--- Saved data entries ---

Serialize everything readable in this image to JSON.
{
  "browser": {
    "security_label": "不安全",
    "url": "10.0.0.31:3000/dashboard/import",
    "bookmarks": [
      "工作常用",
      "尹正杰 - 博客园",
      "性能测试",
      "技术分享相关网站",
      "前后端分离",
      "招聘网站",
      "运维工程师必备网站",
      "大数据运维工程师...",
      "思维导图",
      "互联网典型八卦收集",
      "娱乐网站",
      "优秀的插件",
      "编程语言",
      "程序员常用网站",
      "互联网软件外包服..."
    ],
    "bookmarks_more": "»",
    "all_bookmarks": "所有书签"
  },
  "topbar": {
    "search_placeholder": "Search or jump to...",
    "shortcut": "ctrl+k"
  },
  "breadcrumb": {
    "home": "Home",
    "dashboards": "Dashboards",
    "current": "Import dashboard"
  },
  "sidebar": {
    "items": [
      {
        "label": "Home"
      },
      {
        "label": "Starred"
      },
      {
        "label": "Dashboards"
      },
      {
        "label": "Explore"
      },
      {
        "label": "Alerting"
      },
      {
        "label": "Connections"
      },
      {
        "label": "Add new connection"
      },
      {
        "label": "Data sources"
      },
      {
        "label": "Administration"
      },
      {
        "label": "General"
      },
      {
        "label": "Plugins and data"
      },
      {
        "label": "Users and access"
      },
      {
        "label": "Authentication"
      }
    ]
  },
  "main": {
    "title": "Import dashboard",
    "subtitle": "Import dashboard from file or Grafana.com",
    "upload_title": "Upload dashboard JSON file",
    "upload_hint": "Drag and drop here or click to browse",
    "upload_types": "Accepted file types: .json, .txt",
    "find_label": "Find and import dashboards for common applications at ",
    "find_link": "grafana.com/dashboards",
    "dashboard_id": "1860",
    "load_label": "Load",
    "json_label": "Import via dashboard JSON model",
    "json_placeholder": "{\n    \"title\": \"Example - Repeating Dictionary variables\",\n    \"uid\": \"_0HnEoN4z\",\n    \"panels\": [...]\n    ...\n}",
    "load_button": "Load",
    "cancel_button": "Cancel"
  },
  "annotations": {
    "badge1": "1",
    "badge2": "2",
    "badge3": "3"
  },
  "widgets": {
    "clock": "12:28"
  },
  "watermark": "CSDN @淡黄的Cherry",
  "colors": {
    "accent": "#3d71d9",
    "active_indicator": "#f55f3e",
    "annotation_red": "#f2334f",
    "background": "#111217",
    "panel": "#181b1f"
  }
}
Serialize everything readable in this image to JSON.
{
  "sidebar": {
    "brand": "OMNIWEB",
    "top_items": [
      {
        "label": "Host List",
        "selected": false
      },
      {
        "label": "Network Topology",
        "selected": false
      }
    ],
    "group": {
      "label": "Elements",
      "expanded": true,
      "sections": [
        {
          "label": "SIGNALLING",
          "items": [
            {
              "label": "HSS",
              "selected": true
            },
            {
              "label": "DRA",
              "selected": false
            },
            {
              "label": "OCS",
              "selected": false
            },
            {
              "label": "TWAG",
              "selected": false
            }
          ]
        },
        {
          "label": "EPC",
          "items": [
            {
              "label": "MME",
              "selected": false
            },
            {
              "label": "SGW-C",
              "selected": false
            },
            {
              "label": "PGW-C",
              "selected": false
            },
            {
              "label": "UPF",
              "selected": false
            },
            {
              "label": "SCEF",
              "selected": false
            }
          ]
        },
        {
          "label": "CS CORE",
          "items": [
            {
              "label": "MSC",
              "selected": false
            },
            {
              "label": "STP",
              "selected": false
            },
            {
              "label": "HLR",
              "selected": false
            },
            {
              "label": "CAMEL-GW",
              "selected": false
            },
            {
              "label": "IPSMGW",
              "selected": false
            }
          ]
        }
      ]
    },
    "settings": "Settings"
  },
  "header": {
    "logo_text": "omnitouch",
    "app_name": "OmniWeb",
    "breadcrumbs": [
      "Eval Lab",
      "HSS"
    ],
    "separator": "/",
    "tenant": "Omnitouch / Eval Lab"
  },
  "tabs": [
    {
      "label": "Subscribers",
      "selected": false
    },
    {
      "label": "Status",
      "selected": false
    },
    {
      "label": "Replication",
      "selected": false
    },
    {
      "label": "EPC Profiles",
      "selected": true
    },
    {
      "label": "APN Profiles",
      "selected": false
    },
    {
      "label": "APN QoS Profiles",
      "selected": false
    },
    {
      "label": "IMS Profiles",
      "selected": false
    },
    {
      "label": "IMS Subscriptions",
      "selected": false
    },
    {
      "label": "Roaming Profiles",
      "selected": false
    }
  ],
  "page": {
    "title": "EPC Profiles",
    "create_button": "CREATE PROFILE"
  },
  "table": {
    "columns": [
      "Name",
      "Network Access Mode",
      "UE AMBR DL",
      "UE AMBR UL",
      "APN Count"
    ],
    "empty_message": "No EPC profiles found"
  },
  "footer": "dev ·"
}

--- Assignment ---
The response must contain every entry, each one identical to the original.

--- Written solution ---
Serialize everything readable in this image to JSON.
{
  "browser": {
    "security_label": "不安全",
    "url": "10.0.0.31:3000/dashboard/import",
    "bookmarks": [
      "工作常用",
      "尹正杰 - 博客园",
      "性能测试",
      "技术分享相关网站",
      "前后端分离",
      "招聘网站",
      "运维工程师必备网站",
      "大数据运维工程师...",
      "思维导图",
      "互联网典型八卦收集",
      "娱乐网站",
      "优秀的插件",
      "编程语言",
      "程序员常用网站",
      "互联网软件外包服..."
    ],
    "bookmarks_more": "»",
    "all_bookmarks": "所有书签"
  },
  "topbar": {
    "search_placeholder": "Search or jump to...",
    "shortcut": "ctrl+k"
  },
  "breadcrumb": {
    "home": "Home",
    "dashboards": "Dashboards",
    "current": "Import dashboard"
  },
  "sidebar": {
    "items": [
      {
        "label": "Home"
      },
      {
        "label": "Starred"
      },
      {
        "label": "Dashboards"
      },
      {
        "label": "Explore"
      },
      {
        "label": "Alerting"
      },
      {
        "label": "Connections"
      },
      {
        "label": "Add new connection"
      },
      {
        "label": "Data sources"
      },
      {
        "label": "Administration"
      },
      {
        "label": "General"
      },
      {
        "label": "Plugins and data"
      },
      {
        "label": "Users and access"
      },
      {
        "label": "Authentication"
      }
    ]
  },
  "main": {
    "title": "Import dashboard",
    "subtitle": "Import dashboard from file or Grafana.com",
    "upload_title": "Upload dashboard JSON file",
    "upload_hint": "Drag and drop here or click to browse",
    "upload_types": "Accepted file types: .json, .txt",
    "find_label": "Find and import dashboards for common applications at ",
    "find_link": "grafana.com/dashboards",
    "dashboard_id": "1860",
    "load_label": "Load",
    "json_label": "Import via dashboard JSON model",
    "json_placeholder": "{\n    \"title\": \"Example - Repeating Dictionary variables\",\n    \"uid\": \"_0HnEoN4z\",\n    \"panels\": [...]\n    ...\n}",
    "load_button": "Load",
    "cancel_button": "Cancel"
  },
  "annotations": {
    "badge1": "1",
    "badge2": "2",
    "badge3": "3"
  },
  "widgets": {
    "clock": "12:28"
  },
  "watermark": "CSDN @淡黄的Cherry",
  "colors": {
    "accent": "#3d71d9",
    "active_indicator": "#f55f3e",
    "annotation_red": "#f2334f",
    "background": "#111217",
    "panel": "#181b1f"
  }
}
Serialize everything readable in this image to JSON.
{
  "sidebar": {
    "brand": "OMNIWEB",
    "top_items": [
      {
        "label": "Host List",
        "selected": false
      },
      {
        "label": "Network Topology",
        "selected": false
      }
    ],
    "group": {
      "label": "Elements",
      "expanded": true,
      "sections": [
        {
          "label": "SIGNALLING",
          "items": [
            {
              "label": "HSS",
              "selected": true
            },
            {
              "label": "DRA",
              "selected": false
            },
            {
              "label": "OCS",
              "selected": false
            },
            {
              "label": "TWAG",
              "selected": false
            }
          ]
        },
        {
          "label": "EPC",
          "items": [
            {
              "label": "MME",
              "selected": false
            },
            {
              "label": "SGW-C",
              "selected": false
            },
            {
              "label": "PGW-C",
              "selected": false
            },
            {
              "label": "UPF",
              "selected": false
            },
            {
              "label": "SCEF",
              "selected": false
            }
          ]
        },
        {
          "label": "CS CORE",
          "items": [
            {
              "label": "MSC",
              "selected": false
            },
            {
              "label": "STP",
              "selected": false
            },
            {
              "label": "HLR",
              "selected": false
            },
            {
              "label": "CAMEL-GW",
              "selected": false
            },
            {
              "label": "IPSMGW",
              "selected": false
            }
          ]
        }
      ]
    },
    "settings": "Settings"
  },
  "header": {
    "logo_text": "omnitouch",
    "app_name": "OmniWeb",
    "breadcrumbs": [
      "Eval Lab",
      "HSS"
    ],
    "separator": "/",
    "tenant": "Omnitouch / Eval Lab"
  },
  "tabs": [
    {
      "label": "Subscribers",
      "selected": false
    },
    {
      "label": "Status",
      "selected": false
    },
    {
      "label": "Replication",
      "selected": false
    },
    {
      "label": "EPC Profiles",
      "selected": true
    },
    {
      "label": "APN Profiles",
      "selected": false
    },
    {
      "label": "APN QoS Profiles",
      "selected": false
    },
    {
      "label": "IMS Profiles",
      "selected": false
    },
    {
      "label": "IMS Subscriptions",
      "selected": false
    },
    {
      "label": "Roaming Profiles",
      "selected": false
    }
  ],
  "page": {
    "title": "EPC Profiles",
    "create_button": "CREATE PROFILE"
  },
  "table": {
    "columns": [
      "Name",
      "Network Access Mode",
      "UE AMBR DL",
      "UE AMBR UL",
      "APN Count"
    ],
    "empty_message": "No EPC profiles found"
  },
  "footer": "dev ·"
}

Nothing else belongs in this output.